Roundworms typically attach themselves to the walls of your dog’s intestines and get nutrients from the partially digested food in your dog’s gut. However, it is possible for some roundworms to burrow their way through the intestines and infect other body organs and tissues.
Hookworms are short worms that attach to your dog’s intestines and feed off the dog’s blood. They have small teeth that they use to attach themselves to the intestines. Due to their feeding method – sucking blood from the intestines – hookworms can be very dangerous, especially in young puppies.
This type of worm is a lot less dangerous than the others discussed in this article. They live in the colon and do not generally cause much problem to your dog, unless they happen to burrow into intestinal tissue. It is very difficult to know that your dog is infected with whipworms, because they don’t show any symptoms.
Like hookworms, tapeworms have tiny teeth that they use to attach themselves onto the walls of the small intestines, where they feed on digested food. They are flat (hence the name tapeworm), and can get very long, sometimes exceeding a foot in length.

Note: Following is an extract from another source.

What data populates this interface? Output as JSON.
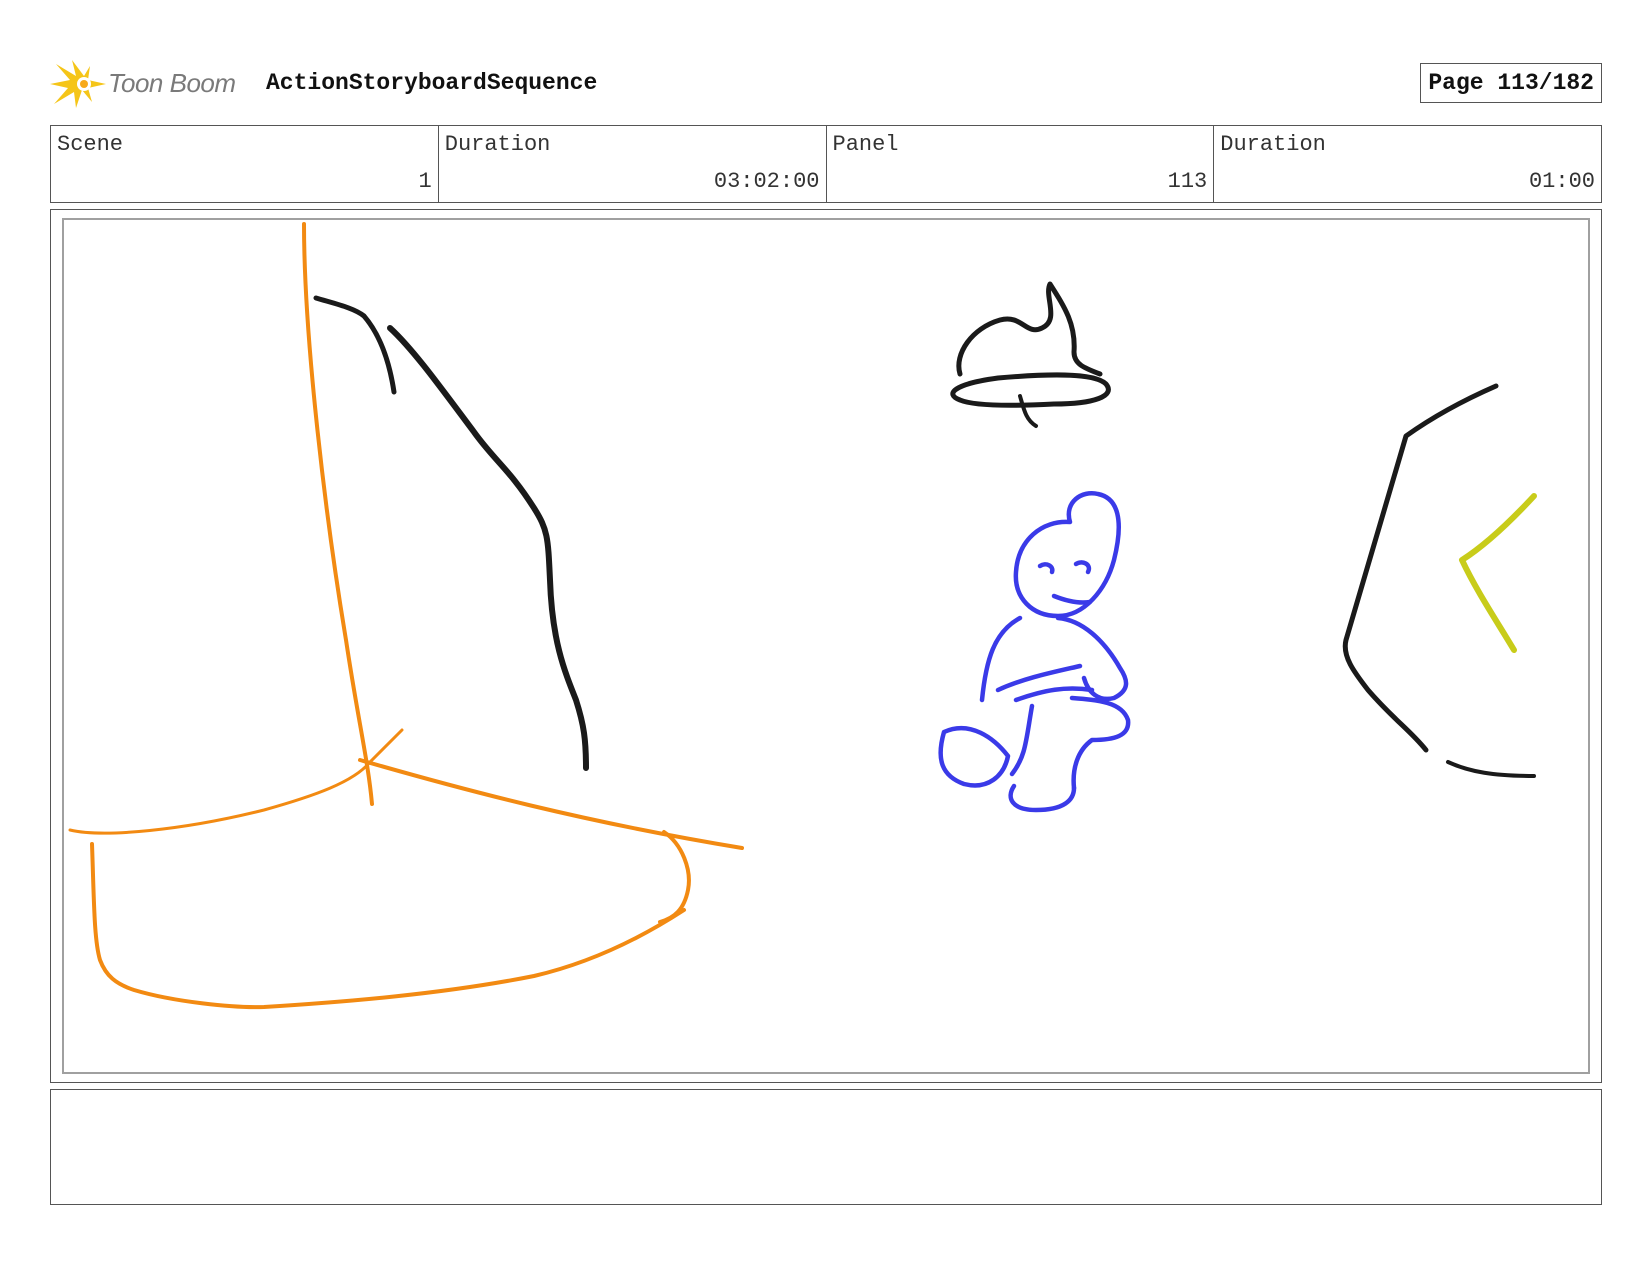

Other intestinal parasites that affect dogs include intestinal flukes, coccidian, and giardia.